Copy Template and Rename

Copy the file gameTemplate.rkt and then rename the file. The new name should start with p2_ or p4_ and include the name of your game. For example: p2_rabbitHunt.rkt.

Title, Color and Authors

At the beginning of the code, two variables define strings for the title and title color. Change "My Game" to the title of your game. Choose a color for the title and change "white" to the string for the new color.

Also add a comment to the Authors section to show the members of your team.

Place-holder Images

The game template contains place-holder images for the target, danger, and player, which you eventually will replace with new images from the graphics guru. Use the place-holder images to get your code working while the graphics guru acquires and edits the real images your game will use.

Section 1 - Making Target and Danger Move

We create game animation with a sequence of frames, just like the rocket program you worked with in unit 3. In each frame, the target and danger will move to a new position. Your code can make the target or danger move left or right by changing its x-coordinate. Vertical movement is created by changing the y-coordinate.

Each frame is 640 pixels wide, and 480 pixels tall. Look at page 16 (unit 1) of your workbook for an example of to locate images on a frame.

Two functions, update-target and update-danger cause the target and danger to move. Each of these functions consume the current x-coordinate and y-coordinate, and call the make-posn function with the new coordinates.

Try making the target move left to right across the screen, and the danger move right to left. Then try some up and down movement. Finally, work as a team to decide how you want the target and danger actually to move in your game, and edit the code to create the movement you want.

Section 2 - Making Target and Danger Come Back After Leaving the Screen

The onscreen? function consumes an x-coordinate of an image and produces a boolean. It must produce true if any part of the image is on screen, and false if the image is off the screen. First write some examples of x-coordinates that are on-screen, and off-screen. then, write a math inequality for the values of x that are on-screen. Finally, write a compound boolean function that consumes x and produces true if the image is on-screen.

You probably will not need the safe-left? and safe-right? functions. However, if you are having difficulty getting the on-screen? function working, you may find it easer first to write the safe-left? and safe-right? functions.

Section 3 - Making the Player Move

Player movement is controlled with the keyboard.

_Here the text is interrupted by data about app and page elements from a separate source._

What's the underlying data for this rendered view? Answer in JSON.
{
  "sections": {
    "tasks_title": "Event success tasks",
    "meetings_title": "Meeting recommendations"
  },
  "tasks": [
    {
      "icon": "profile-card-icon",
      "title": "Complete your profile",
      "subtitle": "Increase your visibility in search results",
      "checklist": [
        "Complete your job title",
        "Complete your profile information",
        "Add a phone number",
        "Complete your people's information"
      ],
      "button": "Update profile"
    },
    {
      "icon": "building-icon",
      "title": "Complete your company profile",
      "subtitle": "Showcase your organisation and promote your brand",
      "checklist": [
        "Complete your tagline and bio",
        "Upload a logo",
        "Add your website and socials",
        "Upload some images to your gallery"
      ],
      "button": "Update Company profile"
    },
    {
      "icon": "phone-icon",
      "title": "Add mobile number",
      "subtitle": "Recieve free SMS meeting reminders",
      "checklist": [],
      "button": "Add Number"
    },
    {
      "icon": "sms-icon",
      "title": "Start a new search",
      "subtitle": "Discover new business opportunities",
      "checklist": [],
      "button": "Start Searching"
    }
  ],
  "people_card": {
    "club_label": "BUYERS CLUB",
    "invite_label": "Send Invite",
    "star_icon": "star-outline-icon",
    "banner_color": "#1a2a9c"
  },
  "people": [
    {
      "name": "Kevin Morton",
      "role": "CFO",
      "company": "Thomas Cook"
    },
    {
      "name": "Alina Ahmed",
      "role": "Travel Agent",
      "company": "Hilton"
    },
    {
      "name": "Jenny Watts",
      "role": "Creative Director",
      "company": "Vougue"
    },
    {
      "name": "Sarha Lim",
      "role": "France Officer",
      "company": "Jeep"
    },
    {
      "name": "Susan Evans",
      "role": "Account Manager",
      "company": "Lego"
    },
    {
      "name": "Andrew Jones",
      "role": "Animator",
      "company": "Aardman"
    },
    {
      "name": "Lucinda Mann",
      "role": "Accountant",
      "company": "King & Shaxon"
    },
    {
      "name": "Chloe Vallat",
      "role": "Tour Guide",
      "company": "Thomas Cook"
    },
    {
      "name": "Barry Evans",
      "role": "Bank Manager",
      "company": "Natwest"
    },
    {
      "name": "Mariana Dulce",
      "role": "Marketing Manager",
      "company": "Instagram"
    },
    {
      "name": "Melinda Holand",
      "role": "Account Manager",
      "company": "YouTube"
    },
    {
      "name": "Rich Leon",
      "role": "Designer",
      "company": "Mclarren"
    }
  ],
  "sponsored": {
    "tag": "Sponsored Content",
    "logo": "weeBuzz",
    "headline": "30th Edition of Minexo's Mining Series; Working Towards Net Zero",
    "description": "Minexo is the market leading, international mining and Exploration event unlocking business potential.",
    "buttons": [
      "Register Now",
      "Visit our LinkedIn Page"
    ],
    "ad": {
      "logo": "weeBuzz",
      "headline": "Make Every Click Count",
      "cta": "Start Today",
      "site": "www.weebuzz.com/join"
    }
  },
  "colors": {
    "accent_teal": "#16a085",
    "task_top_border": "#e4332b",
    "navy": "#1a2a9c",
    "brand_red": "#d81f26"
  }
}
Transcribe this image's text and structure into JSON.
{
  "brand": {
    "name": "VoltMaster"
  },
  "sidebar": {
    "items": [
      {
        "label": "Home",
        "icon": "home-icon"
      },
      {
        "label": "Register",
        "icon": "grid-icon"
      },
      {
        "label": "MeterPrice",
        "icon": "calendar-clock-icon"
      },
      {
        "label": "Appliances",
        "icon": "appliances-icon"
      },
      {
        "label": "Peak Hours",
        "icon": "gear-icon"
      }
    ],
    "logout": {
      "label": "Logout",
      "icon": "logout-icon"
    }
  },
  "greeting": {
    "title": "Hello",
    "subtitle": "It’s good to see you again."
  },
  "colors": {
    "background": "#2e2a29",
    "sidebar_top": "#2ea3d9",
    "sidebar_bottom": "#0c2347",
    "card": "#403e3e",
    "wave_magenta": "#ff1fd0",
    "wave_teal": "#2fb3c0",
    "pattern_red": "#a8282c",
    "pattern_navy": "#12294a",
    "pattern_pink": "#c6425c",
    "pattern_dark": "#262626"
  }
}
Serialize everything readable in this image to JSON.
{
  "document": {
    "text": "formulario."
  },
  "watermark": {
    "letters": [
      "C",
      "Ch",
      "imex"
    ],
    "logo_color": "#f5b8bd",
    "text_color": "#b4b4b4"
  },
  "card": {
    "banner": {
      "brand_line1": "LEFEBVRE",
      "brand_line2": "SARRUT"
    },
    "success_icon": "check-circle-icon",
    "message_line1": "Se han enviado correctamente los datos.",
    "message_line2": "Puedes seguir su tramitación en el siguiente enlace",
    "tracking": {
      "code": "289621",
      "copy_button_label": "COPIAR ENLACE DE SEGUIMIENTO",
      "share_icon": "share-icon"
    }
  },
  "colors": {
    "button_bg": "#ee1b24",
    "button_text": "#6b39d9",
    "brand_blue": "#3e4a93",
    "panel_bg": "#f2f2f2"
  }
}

The update-player consumes the x and y coordinates of the play, and a string for a key that was pressed. You will need to write a cond function with a clause for each key that can move the player. For each clause, call the make-posn function with the updated coordinates of the player. You can decide what keys control player movement, and how the player moves.

Here is a simple example. If you want the player to move right one pixel when the left arrow key is pressed, the clause would be:
[(string=? key "left") (make-posn (- x 1) y)]

Section 4 - Detecting Collisions

The final step in creating the basic game is to determine when collisions occur between the player and other images.

Collisions Part 1 - Finding Distance

You can find the distance between any two points using the distance formula, which is derived from the Pythagorean Theorem. $$d = \sqrt{(x_2 - x_1)^2 + (y_2 - y_1)^2}$$

Follow these steps to get the distance function working in Section 4.

  1. Turn the last line of the program into a comment by placing two semicolons at the beginning of the line. This will allow you to test your distance function without running the game.
    ;; (play g)
  2. Write the body of the distance function by creating a legal expression for the distance formula which uses the parameters px, py, cx, cy
  3. Use the interactions window to test this function to ensure it works. Use examples provided in the code.

Collisions Part 2 - Making the Collide Function Work

A collision occurs when the player gets close to the target or danger. You will need to decide how close the two images need to be in order for a collision to occur. Follow these steps:

  1. Decide how close two images need to be to cause a collision.
  2. Complete the collide? function. This function will need to call the distance function you completed in part 1.
  3. Test your collide? function using the interactions window.
  4. Finally remove the two semicolons which you added to the last line in Part 1. Your game should now run!.
Computer Programming Unit 5 - Video Game Coding Instructions